How journalists can better serve low-income communities

Graphic by ONA18 Student Newsroom

The lack of class diversity in journalism was nothing new to Project Facet Director Heather Bryant.

She grew up in the Midwest, where her grandmother raised three children on just $700 each month. But Bryant was surprised at the reactions she received at a conference last summer from others in the industry, when they learned that her husband drove a garbage truck.

”There was kind of a … clear surprise, disapproval and judgment about it,” Bryant said. 

The experience didn’t sit well with her, and she chronicled her feelings in a well-read Medium post

“It doesn’t really make sense to think less of him because of his occupation – especially if you’re in journalism,” Bryant said.

Bryant believes that journalists should be aiming to serve all people who are in need, and she is now focused on how news organizations can better serve low-income communities: reporting for them, instead of merely reporting on them.

“The vast majority of news coverage about things like economic hardship, poverty and income inequality  — those stories are not written for people who are actually experiencing economic hardship, and that’s a big problem,” Bryant said.

Bryant recalls that when she was growing up, newspapers were useful for only three things—the classifieds, the police blotter and the obituaries. Now, she wants news organizations to do more.
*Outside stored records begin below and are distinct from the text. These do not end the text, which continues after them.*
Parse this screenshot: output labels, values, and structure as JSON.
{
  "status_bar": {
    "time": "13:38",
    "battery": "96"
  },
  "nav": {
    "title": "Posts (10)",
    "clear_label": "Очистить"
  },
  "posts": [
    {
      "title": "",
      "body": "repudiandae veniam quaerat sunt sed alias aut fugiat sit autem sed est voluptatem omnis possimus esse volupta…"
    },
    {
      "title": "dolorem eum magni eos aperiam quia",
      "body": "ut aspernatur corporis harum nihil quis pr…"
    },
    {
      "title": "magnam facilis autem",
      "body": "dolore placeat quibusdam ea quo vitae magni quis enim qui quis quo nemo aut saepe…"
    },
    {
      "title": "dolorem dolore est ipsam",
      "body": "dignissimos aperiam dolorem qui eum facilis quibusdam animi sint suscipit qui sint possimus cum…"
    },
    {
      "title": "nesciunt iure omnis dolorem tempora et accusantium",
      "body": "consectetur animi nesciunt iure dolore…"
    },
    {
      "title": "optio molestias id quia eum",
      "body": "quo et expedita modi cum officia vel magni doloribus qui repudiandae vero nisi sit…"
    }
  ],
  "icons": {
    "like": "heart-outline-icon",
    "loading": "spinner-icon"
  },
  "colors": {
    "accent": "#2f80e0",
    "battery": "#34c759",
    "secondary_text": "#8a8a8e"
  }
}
Bryant points to the lack of socioeconomic diversity of reporters in newsrooms as the start of the problem. As the industry prioritizes career professionals who likely come from more privileged backgrounds, Bryant said reporters have to work harder to cover economically diverse communities, since those who understand different experiences are often missing from the conversation.

Ashley Alvarado, director of community engagement at 89.3 KPCC and LAist, said that when reporters miss the mark, it is painfully obvious.

In Los Angeles, libraries serve as public gathering places that offer social services such as children’s programs and job resources. When KPCC was working on a piece about the invisible homeless population, the outlet made sure their work was accessible in the libraries often used by those homeless people.

“We also have to rethink distribution models,” Alvarado said. “We looked at how do we get this story to policy makers, but also to those people who are actually experiencing it.”

When she was at the Center for Investigative Reporting, Alvarado searched for resources to inform young students about how to survive an earthquake in outdated California schools.  

Alvarado asked which communities would be the most affected and what they needed to know. Since she wanted to make her findings accessible to children, she created an informative coloring book where they could learn about safety tips like “drop” or “take cover.”

Alvarado found an intersection between a need for crisis preparation and making it widely available for children. She ordered a small amount of books at launch, but eventually, schools across the state were requesting copies of Alvarado’s coloring books. Alvarado created content people could use and prioritized making it readily available.

People in the news community believe that people don’t want to pay for reporting, but Bryant said we cannot expect people to pay if we can’t help them, especially those who are low-income.

“We have to start talking about ways to include them: How do we include them in a way that’s not exploitive or dehumanizing?” Bryant said.